Fulks would go on to play professional basketball for a total of eight seasons, retiring in 1954 at the age of 32.
The accomplishments Fulks achieved during his pro career outline how great of a player he was:
- One-time NBA-BAA champion.
- Scored 8,003 points, averaging 16.4 points per game for his career.
- In 31 playoff games, Fulks averaged 19.0 points per game.
- Played in two NBA All-Star games.
- 3-time All-NBA First Team.
- Left the game as the NBA's second leading scorer behind George Mikan.
- A member of the NBA Silver Anniversary team (announced in 1970) along with Mikan, Bob Cousy, Bob Pettit, Bill Russell, Bill Sharmon, and Sam Jones.
- Inducted into the Naismith Basketball Hall of Fame in 1978.
So dominating was Fulks throughout his time on professional courts, that legendary Boston Celtic coach and owner Red Auerbach said this about the Kentuckian:
"He could shoot from anyplace. We set up our defenses to revolve around him."
No bigger complement has Auerbach ever given a player.
And Fulks' NBA coach, Eddie Gottlieb, gushes:
"Joe was one of the game's pioneers. He had the greatest assortment of shots I've ever seen in basketball; then, now, or who knows when."
After Joe Fulks retired from the NBA in 1954, he returned home to Marshall County. He worked for many years for GAF Corporation in Calvert City, Kentucky, and also served as an NBA scout for the Philadelphia franchise until 1965. In 1976, shortly after becoming the director of recreational activities at the Kentucky State Penitentiary at Eddyville, Fulks was tragically murdered. He was 54 years old.
Fulks will be remembered for his innovations, his vast array of shots, and his scoring prowess.
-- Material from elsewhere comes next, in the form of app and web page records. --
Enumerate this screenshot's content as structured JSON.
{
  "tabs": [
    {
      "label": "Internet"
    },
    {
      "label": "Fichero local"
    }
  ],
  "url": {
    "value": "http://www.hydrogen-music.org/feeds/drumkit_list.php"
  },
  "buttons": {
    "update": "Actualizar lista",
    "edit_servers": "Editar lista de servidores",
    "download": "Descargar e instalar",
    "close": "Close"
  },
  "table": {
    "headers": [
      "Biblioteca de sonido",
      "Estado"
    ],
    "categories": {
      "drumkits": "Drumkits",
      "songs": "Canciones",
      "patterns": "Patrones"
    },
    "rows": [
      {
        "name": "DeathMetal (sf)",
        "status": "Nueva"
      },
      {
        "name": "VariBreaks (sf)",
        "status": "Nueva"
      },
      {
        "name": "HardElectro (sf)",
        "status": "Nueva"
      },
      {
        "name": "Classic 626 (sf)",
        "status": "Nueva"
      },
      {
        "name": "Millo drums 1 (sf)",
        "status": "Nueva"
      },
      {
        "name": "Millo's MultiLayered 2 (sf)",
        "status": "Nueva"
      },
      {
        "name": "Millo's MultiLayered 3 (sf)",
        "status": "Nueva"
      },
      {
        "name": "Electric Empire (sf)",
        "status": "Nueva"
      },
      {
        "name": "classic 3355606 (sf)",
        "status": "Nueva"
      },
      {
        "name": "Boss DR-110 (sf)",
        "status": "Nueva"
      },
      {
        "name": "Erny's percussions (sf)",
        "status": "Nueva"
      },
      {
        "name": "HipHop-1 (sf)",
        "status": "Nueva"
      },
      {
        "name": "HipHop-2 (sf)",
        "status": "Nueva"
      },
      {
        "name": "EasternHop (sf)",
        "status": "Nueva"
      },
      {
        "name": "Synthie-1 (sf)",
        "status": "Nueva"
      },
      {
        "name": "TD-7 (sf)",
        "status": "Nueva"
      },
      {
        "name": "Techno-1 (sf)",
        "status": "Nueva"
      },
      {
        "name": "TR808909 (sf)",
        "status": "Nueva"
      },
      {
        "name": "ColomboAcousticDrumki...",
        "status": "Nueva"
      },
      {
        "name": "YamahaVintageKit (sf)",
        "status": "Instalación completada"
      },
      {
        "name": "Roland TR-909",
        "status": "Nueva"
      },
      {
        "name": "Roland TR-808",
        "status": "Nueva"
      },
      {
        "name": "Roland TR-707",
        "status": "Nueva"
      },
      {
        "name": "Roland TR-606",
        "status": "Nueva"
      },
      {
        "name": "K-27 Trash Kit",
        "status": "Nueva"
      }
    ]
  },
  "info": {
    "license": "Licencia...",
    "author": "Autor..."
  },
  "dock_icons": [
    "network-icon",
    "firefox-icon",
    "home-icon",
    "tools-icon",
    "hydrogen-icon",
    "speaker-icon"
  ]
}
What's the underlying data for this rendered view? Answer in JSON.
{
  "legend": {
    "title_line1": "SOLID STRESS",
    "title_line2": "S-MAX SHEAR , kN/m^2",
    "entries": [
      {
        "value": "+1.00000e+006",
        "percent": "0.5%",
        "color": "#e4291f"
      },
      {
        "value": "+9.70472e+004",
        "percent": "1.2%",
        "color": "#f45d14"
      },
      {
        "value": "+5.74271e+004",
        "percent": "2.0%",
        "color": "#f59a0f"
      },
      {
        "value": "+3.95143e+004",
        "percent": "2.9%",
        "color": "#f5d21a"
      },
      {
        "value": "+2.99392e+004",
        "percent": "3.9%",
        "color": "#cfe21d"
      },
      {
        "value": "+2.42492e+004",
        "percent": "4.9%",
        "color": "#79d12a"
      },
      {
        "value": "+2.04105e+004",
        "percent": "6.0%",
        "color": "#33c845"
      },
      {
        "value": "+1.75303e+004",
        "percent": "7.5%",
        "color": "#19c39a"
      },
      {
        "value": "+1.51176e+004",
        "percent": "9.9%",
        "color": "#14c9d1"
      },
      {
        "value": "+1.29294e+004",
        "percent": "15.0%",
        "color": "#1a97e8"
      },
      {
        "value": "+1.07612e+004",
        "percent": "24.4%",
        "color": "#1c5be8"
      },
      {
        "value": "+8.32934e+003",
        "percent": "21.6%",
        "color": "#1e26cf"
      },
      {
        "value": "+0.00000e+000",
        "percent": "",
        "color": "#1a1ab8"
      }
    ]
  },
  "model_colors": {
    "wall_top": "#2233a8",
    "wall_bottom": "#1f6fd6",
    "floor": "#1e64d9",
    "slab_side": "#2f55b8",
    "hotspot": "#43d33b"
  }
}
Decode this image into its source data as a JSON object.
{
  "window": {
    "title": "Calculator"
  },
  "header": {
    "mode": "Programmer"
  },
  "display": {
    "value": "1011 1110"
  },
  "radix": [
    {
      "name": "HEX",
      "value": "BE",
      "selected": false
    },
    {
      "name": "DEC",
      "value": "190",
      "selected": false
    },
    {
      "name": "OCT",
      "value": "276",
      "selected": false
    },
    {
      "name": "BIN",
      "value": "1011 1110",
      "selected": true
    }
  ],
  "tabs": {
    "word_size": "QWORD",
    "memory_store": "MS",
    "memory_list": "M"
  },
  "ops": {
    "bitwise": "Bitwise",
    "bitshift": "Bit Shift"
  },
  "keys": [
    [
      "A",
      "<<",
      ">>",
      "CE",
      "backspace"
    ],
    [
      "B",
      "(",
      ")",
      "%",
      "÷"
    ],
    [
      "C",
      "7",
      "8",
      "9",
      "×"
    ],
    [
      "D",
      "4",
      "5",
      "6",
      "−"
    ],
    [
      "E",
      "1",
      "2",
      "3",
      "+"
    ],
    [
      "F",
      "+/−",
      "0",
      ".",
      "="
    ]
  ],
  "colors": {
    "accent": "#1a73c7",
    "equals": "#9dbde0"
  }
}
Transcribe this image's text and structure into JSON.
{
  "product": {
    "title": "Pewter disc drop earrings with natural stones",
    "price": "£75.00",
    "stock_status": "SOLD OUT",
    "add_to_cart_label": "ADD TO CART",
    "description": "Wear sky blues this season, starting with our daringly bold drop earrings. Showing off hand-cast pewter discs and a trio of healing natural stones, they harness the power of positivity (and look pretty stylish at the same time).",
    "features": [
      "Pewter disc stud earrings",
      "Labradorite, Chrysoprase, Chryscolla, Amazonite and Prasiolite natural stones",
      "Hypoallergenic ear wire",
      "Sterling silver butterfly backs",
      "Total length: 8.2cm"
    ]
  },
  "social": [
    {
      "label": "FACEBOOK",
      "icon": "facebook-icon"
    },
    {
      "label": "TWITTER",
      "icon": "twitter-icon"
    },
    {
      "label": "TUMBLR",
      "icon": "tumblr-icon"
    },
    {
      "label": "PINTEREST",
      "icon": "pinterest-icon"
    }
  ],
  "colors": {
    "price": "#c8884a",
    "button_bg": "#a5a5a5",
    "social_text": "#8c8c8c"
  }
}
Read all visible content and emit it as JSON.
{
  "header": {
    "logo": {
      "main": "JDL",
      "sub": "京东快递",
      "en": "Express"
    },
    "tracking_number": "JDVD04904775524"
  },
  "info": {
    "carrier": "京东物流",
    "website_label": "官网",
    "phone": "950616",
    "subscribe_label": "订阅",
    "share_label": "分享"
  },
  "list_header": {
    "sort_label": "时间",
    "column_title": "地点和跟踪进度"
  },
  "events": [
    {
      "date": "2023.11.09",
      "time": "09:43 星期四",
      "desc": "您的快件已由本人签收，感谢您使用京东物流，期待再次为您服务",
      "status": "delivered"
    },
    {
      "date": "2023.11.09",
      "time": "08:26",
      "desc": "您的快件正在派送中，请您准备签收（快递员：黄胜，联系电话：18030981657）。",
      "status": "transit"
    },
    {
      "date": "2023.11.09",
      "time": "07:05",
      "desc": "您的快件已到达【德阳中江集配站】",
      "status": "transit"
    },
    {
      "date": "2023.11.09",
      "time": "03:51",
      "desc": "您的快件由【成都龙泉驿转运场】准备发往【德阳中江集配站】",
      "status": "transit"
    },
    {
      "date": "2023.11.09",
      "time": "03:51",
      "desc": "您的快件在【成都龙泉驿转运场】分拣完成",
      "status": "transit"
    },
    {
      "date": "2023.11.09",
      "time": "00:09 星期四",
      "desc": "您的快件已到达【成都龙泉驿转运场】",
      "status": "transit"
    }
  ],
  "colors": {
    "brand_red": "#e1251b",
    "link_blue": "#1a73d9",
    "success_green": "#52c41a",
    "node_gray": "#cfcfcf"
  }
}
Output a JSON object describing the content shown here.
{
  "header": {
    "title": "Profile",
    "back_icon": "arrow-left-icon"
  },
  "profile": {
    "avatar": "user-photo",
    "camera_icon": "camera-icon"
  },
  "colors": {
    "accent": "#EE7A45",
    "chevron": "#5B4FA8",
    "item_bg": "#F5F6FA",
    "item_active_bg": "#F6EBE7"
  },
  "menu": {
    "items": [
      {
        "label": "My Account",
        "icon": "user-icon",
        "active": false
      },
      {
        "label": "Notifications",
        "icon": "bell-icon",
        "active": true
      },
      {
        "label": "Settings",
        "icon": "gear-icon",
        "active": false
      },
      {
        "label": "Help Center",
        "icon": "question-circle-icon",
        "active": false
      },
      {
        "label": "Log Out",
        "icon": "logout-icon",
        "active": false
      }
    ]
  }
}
But, what he should be remembered for is the fact that he's a Kentuckian ... a Kentuckian who mastered the game which seems "unmasterable" ... a Kentuckian who changed forever the game Kentuckians love so dearly.
A Big Thank You
If you, the reader, enjoyed reading about Joe Fulks, you have A Sea of Blue's own oldcat70 to thank for it. Oldcat introduced me to Fulks last year in an email (I recognized the name, but didn't know who Fulks was), and has waited patiently for me to write this piece.
So a very sincere thank you to oldcat for bringing to my attention a player so important to the history of basketball in the Commonwealth of Kentucky.
Thanks for reading, and Go 'Cats!